Pawnshop Roses On Parade
Pawnshop Roses On Parade
The Pawnshop Roses weren't quite sure what to expect, winning an award from a company that not too long ago was operating out of a garage.
But seeing as how that company is YouTube, they had hopes.
The ride, waiting outside Pennsylvania Station, was a nice touch. "It can't be the limo," guitarist/songwriter Paul Keen recalls thinking. They'd been looking for a van. The Philadelphia roots rockers had arrived.
This was Tuesday morning - hours before they were to meet with the YouTube people, who were flying in from L.A. Awaiting them was a night on the town, new equipment from Gibson, and - too bright and early on Wednesday - a date with Diane Sawyer on Good Morning America. She was to present them with a Golden Mouse award for having the best live performance video on the user-generated Web site.
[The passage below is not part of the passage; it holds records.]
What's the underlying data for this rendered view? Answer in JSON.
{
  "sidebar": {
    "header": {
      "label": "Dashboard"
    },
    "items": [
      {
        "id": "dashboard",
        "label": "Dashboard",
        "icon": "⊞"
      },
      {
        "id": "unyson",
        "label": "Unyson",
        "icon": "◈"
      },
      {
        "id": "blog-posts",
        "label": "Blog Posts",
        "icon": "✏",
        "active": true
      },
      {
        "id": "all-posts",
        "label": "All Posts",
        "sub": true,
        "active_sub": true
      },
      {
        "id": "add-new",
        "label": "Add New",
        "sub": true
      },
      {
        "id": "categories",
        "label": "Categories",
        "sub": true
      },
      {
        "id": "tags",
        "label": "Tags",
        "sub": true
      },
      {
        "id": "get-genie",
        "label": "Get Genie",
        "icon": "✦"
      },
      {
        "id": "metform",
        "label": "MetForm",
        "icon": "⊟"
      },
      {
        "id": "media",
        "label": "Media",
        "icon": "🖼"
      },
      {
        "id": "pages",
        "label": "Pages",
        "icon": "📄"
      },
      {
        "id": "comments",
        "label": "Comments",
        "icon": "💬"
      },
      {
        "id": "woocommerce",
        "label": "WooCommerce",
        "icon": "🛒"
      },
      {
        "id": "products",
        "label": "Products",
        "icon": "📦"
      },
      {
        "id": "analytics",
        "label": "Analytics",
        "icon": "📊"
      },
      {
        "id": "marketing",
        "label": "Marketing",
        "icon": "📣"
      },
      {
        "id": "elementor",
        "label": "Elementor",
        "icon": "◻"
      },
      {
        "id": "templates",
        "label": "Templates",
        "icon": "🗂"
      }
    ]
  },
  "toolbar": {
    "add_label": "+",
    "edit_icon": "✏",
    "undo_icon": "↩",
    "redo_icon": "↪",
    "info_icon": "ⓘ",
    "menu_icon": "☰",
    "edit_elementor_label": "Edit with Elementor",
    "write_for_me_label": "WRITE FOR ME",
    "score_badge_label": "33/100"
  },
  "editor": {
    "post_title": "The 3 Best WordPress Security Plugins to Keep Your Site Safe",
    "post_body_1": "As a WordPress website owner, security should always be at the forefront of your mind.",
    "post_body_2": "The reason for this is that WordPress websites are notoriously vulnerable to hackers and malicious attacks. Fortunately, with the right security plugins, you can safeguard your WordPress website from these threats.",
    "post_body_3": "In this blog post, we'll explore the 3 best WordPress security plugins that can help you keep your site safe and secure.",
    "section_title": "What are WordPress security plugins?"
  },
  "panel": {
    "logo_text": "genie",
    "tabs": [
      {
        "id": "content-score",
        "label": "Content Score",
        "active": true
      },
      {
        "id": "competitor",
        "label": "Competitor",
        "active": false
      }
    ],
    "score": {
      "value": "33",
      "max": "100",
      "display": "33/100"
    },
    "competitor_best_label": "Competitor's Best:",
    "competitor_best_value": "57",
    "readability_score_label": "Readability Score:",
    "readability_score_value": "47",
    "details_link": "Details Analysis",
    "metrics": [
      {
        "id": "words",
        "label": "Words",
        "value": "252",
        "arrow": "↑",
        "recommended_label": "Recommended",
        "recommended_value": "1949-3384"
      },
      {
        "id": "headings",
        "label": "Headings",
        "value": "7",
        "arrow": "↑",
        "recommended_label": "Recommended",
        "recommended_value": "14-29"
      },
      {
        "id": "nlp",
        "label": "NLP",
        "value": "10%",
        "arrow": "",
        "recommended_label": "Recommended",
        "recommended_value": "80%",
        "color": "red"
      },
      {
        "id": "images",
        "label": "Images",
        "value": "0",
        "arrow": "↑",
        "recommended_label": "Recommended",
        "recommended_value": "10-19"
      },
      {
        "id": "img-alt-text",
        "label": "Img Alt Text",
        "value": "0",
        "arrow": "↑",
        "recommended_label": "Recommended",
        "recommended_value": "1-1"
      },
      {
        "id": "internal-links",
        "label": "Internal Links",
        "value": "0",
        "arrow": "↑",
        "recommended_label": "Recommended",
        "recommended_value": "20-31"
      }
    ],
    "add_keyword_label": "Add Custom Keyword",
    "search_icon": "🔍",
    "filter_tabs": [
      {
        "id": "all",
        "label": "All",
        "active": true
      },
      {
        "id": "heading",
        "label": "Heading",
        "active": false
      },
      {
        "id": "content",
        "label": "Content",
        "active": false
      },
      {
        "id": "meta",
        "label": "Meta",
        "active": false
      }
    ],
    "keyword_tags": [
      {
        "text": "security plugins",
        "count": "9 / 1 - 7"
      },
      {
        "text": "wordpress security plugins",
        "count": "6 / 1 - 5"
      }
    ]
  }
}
The Pawnshop Roses did what any self-respecting guys who play real rock and roll with a country twang would do. They bought a case of beer - Coronas - and started working on them in their hotel room. The contest people had put them up in the W Hotel on Times Square.
"A great lobby with a bar downstairs," said Keen. The only thing: the room was smallish, and had only two double beds. There are four of them.
"We sort of have gotten used to it," he sighed.
Bassist Justin "Blaze" Monteleone: "The whole thing's been awesome."
The band had won its 15 minutes of fame off a song about coming up poor called "Gets So Hard." Each member holds down a 9-to-5 in addition to playing in the band. Only Keen's is playing music. Four days a week he performs around Philadelphia, acoustic sets of the Rolling Stones, the Allmans and Tom Petty, never his own stuff.
A couple times a month the two get together with guitarist Kevin Bentley and drummer Rich "Figgs" Fogg to play at the Grape Street Pub or some other club. It was at Grape Street that filmmaker and friend Scooter Lammey shot their show this summer. They put a couple videos up on YouTube.
Lammey entered them in the contest, then encouraged people he knew to vote, Kean says. A friend made a poster promoting the video and the contest and put it on their MySpace page. YouTube people emailed them, appreciating the effort. They heard last week that they were going to New York.
A release from YouTube and co-sponsor Cingular Wireless states the band made the finals from hundreds of thousands of voters from viewers. A couple thousand other bands had entered. Then Alexandra Patsavas of Chop Shop Music Supervision selected them with three other winners. She's supervised music on "The O.C," Grey's Anatomy" and "Without a Trace." And by winning, there's a chance they could land a song in a film or television episode, the release promises.
The Badminton Stamps music blog wasn't buying the numbers yesterday. Philabuster wrote:
Philly southern-y roots rockers Pawnshop Roses performed bright and early today on ABC's Good Morning America. Apparently, their videotaped set at Grape Street Pub in August won them "Best Live Performance" in some zany let's-get-middle-america-hip-to-YouTube cross-promotional contest nonsense. The band also won a whole new set of equipment for Philly band thieves to relieve them of. Meanwhile, a press release on the subject is spouting some line about "millions of votes", but the 'Tube don't lie, holmes. It currenty lists total views at 3,375. By this metric, our Garden State Tip Drill deserves to have been featured on national television about, oh, 18 times.
But back to the kings for a day.
There were a couple surreal elements - trouping along to a comedy club with the other winners and some YouTube folks who put the whole evening on their credit card. Then waking up at an hour when they're used to going to bed, and waiting in the green room at Good Morning America with some famous Nascar drivers in suits - but they don't watch Nascar, so wouldn't know them in decals. Then being called.
Kean: "You see it on TV,and you think it's going to be bigger and you're going to be more nervous. You sort of just walk in the room and talk to Diane Sawyer. It didn't seem like 'Good Morning America.' "
They spent the rest of the day at Gibson's Hit Factory, picking guitars and meeting with industry types as a chef catered to their hungers.
Which is a far cry from their origins. They picked their name a couple years ago during a late night at the All-Star Pizzeria in Manayunk at a table with plastic flowers. "Pawnshop?" someone suggested. No, taken already. "Pawnshop flowers?" No, a little prissy. Then, Pawnshop Roses. You can hear this story on a podcast conducted by Earvolution's Jeff Davidson.
Davidson wrote by e-mail how he has long been a fan of the band, and hopes to sign them as his first act as he builds a record label from his blog.
"We definitely are going to sign something," Keen said. After they come down.